In another phase, multinational corporate foes of WikiLeaks have revoked use of computer servers and stopped processing services. These measures will also fail.
Far too many people worldwide cherish the leaked information. Moreover, the leaks are unstoppable.
Yet we still have dim-witted people like Sen. Dianne Feinstein of California urging that Julian Assange, co-founder of WikiLeaks, be “vigorously prosecuted for espionage.”
Columnist Robert Scheer rightly denounces Feinstein — supporter of the lying invasion of Iraq — for urging the imprisonment of Assange.
“Assange more than any other individual has allowed the public to learn the truth about America’s imperial adventures,” Reich writes. But Feinstein, chair of the Senate Intelligence Committee, doesn’t want “the mere rabble” to know those truths.
Feinstein wants to keep hidden what another columnist, Michael Moore, knows: “the crimes that were concocted in secret and carried out in our name and with our tax dollars.”
Ten years ago this month the Supreme Court committed the greatest crime of the 20th and 21st centuries: handing the presidency to G.W. Bush.
As a result of that gross Republican decision by a supposedly nonpartisan body the nation suffered for eight years under a grossly unqualified frat boy.
The consequences are still being felt: illicit wars in Iraq, Afghanistan and Pakistan, lessening of civil liberties for American citizens and terrorist suspects, and everlasting tax cuts for the rich.
One of the five perpetrators of the theft was a woefully unqualified justice, Clarence Thomas.
He told little lies about his own sister, falsely describing her as pathetically welfare dependent, and big lies about Anita Hill, who testified about his penchant for hitting his women employees.
As John Shapiro wrote in The Nation recently:
Hill, testifying at the confirmation of Thomas in 1991, was “a credible witness of unquestioned probity. Thomas had a documented ethhics problem then--and, it appears, an ongoing ethics problem now. Back then, Thomas’ truth problem obscured his shameful role in undoing the very civil rights tradition that made his nomination possible.”

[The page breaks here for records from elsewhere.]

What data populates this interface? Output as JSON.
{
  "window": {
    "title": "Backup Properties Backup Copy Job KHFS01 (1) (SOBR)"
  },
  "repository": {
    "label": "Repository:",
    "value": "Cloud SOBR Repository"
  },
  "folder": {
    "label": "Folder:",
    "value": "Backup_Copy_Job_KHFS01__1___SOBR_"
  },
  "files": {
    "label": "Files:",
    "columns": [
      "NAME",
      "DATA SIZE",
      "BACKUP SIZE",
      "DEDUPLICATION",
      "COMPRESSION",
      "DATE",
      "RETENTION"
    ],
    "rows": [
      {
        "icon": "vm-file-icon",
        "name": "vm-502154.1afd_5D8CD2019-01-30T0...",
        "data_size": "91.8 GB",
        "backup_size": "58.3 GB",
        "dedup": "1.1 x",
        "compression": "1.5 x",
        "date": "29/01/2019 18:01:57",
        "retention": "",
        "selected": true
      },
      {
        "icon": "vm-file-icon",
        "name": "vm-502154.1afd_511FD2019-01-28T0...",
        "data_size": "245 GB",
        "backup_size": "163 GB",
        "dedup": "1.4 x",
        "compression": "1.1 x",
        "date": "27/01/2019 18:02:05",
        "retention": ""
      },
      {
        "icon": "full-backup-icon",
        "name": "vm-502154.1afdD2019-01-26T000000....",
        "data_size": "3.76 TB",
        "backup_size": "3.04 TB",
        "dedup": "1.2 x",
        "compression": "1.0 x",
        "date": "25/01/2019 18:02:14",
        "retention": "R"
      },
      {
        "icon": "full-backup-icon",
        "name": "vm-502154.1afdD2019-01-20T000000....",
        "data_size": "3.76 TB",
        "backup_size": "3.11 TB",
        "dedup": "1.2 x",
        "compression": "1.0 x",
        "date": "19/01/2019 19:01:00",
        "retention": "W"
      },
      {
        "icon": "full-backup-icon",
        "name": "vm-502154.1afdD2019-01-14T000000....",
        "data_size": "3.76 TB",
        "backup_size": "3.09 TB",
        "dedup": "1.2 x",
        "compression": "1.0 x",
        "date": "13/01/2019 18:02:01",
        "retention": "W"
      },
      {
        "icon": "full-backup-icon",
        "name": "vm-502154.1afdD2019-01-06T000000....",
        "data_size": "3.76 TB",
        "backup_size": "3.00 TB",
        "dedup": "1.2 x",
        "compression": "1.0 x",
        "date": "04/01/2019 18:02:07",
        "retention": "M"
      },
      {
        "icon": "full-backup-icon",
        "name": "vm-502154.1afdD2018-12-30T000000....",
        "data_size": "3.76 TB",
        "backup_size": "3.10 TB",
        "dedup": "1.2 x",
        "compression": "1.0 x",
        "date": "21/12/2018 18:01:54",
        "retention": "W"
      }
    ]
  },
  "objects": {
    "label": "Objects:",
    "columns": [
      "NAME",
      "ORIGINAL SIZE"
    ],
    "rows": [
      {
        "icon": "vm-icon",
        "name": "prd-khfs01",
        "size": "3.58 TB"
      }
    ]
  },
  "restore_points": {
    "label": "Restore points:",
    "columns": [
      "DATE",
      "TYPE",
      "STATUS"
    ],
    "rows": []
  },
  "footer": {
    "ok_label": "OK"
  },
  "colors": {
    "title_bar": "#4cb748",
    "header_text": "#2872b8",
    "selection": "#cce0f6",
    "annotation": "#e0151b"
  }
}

Shapiro concludes: “The ethically challenged Thomas is complicit in turning over American politics to corporations and anonymous far-right donors in the Citizens United decision.”
Boiling down what is wrong with American politics is easy: the Republican Party.
GOP obstructionism, yes. The party of no, yes. But to put a fine point on the matter: the GOP completely lacks compassion.
Just one case proves the point: mine safety reform demanded by the West Virginia tragedy in April in which 29 coal miners died.
The GOP, catering to industry as always, blocked passage of a reform bill.
The bill passed in the House but not by the two-thirds majority it needed in this lame-duck session. It was killed in the Senate by minority Republicans with a cruel and savage filibuster.
Feelings? Concern about people? No, just business. Just raw capitalism. Making money is more important than human beings.
Jake Highton teaches journalism at the University of Nevada, Reno. Contact him at email@example.com.